EXERCISE INSTRUCTIONS:
Read the records and gather each line that includes "example".

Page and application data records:
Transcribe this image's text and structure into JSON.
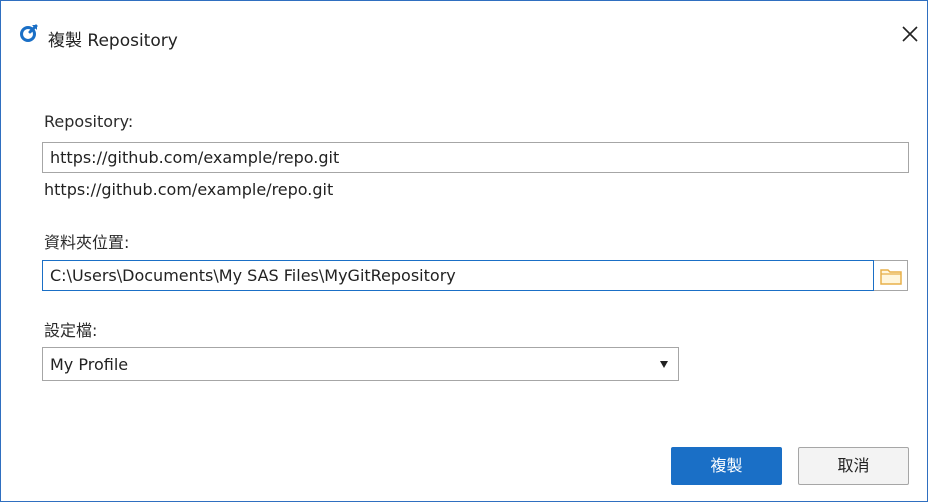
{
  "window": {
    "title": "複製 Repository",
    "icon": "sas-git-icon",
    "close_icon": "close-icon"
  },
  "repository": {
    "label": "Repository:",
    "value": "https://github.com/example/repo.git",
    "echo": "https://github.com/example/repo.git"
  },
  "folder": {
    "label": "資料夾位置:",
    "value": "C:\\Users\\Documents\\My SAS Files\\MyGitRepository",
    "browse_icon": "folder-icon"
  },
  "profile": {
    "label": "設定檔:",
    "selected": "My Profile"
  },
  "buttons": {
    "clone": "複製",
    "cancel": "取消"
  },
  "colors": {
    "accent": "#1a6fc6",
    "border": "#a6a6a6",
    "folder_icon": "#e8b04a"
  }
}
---
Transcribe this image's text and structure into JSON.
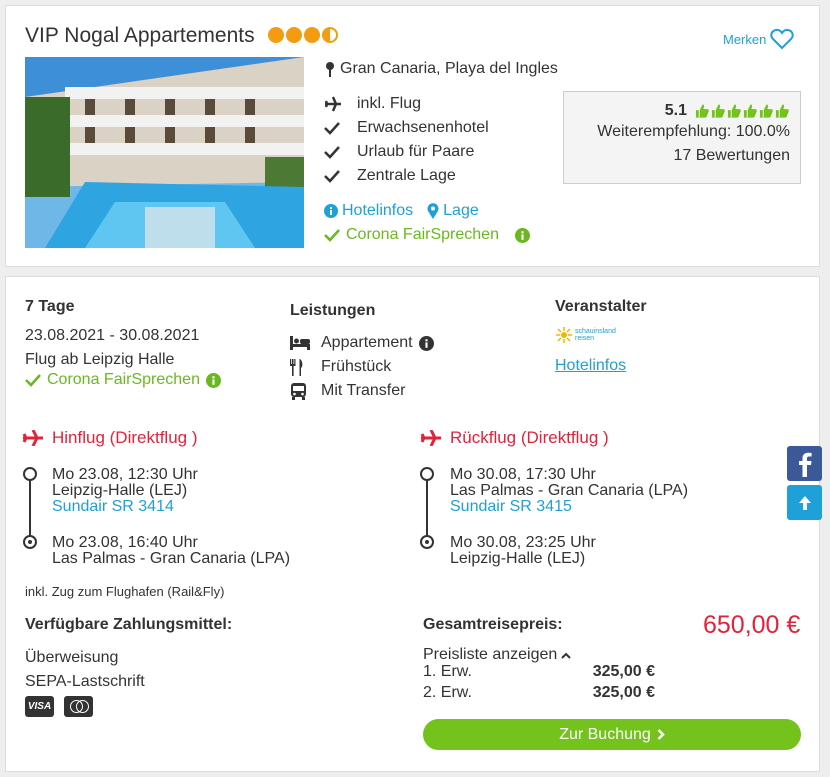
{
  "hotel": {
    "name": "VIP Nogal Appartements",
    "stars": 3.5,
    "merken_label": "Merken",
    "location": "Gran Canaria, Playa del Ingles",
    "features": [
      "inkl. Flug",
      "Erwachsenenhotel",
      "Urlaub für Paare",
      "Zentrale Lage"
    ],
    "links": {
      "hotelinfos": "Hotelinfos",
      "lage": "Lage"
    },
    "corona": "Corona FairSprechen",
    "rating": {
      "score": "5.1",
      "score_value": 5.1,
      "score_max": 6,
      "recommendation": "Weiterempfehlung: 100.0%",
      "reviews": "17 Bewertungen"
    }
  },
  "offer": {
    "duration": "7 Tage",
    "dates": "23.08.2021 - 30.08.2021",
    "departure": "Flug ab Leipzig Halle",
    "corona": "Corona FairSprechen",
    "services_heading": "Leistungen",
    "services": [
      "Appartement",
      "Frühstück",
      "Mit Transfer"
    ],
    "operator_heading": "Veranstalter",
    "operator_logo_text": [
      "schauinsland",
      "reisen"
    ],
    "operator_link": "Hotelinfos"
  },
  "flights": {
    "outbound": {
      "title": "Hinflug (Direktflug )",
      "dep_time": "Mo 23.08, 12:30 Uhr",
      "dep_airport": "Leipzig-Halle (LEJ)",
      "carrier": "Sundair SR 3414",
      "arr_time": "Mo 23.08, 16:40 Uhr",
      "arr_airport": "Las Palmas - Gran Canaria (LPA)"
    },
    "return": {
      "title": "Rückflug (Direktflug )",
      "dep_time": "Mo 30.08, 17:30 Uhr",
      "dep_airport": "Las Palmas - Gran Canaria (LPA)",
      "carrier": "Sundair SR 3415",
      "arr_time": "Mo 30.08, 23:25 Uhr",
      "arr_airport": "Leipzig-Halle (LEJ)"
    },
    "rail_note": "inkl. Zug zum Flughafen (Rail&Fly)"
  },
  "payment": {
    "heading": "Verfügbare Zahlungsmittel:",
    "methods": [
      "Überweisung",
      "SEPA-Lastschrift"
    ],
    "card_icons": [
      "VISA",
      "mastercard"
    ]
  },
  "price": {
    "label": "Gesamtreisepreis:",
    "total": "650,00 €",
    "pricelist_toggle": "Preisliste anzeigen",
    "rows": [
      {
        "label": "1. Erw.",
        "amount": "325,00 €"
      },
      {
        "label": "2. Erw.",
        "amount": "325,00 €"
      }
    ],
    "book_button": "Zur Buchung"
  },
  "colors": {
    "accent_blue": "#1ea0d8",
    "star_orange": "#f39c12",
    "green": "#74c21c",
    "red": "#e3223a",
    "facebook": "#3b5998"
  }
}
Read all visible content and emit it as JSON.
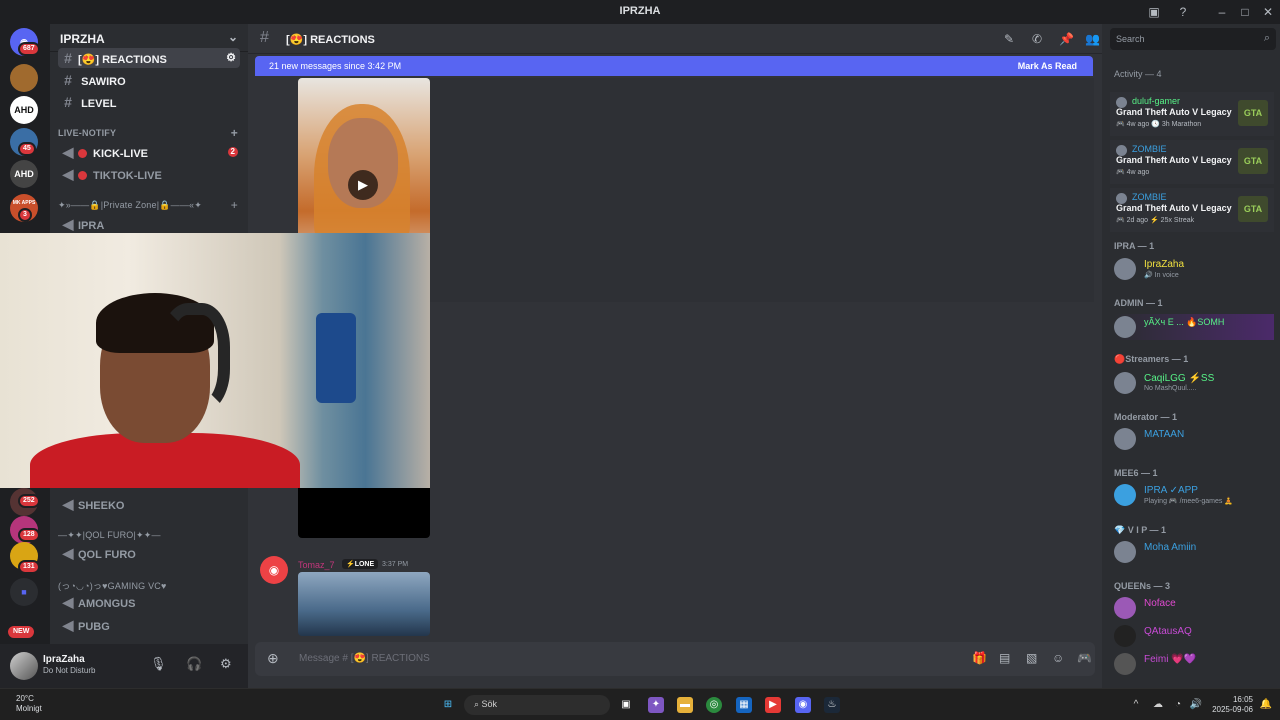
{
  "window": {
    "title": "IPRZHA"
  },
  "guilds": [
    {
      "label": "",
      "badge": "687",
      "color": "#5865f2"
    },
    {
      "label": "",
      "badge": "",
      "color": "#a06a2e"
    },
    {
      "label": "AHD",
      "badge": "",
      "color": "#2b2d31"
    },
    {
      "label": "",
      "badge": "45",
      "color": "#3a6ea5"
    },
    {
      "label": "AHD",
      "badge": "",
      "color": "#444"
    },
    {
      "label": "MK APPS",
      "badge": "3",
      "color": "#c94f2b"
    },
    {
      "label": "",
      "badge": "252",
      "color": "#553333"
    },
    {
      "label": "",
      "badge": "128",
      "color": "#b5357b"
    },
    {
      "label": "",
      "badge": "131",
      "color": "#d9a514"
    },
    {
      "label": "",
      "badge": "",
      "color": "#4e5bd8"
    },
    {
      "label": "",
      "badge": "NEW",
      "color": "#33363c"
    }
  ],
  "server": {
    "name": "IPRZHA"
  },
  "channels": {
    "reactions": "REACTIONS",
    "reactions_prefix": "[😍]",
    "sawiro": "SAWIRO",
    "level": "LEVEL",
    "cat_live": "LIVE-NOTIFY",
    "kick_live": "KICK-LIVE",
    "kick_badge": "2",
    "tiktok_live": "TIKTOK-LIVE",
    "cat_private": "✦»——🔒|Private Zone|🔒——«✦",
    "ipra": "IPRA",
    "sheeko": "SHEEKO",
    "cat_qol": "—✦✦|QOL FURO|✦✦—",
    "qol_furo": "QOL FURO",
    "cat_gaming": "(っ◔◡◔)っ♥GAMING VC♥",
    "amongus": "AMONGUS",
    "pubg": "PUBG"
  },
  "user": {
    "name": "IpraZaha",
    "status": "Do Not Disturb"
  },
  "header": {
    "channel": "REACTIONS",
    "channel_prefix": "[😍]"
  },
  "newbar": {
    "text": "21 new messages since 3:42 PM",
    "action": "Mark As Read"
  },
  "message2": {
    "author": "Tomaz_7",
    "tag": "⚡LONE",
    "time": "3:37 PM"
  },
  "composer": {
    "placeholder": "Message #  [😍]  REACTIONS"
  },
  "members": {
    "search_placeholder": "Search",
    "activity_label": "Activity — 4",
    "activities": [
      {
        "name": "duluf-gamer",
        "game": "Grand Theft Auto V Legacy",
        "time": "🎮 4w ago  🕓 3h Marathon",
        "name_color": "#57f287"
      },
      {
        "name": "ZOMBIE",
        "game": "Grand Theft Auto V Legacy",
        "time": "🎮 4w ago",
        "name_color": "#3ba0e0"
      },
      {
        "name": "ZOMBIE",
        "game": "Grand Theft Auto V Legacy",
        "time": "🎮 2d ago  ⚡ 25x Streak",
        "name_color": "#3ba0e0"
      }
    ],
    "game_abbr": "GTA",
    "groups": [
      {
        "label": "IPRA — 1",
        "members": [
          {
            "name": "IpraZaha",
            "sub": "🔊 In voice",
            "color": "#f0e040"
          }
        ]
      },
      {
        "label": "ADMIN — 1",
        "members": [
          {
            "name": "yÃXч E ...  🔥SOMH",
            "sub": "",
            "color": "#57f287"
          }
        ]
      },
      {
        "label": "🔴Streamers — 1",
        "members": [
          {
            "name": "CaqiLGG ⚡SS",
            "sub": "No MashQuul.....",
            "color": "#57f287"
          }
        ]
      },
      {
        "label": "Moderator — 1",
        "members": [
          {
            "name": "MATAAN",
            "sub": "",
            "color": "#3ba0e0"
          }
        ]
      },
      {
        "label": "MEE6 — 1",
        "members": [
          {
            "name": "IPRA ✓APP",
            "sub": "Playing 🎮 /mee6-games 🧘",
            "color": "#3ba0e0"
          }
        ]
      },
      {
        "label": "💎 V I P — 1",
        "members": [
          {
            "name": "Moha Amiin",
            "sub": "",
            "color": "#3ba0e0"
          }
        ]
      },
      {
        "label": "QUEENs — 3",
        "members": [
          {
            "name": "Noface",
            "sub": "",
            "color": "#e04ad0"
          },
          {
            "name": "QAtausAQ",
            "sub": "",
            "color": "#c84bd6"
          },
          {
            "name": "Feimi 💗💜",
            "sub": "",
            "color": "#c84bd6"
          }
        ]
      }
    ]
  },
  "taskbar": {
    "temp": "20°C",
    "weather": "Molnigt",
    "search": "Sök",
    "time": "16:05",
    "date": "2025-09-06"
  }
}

EXPECTED OUTPUT:
    "value": "https://github.com/example/repo.git",
    "echo": "https://github.com/example/repo.git"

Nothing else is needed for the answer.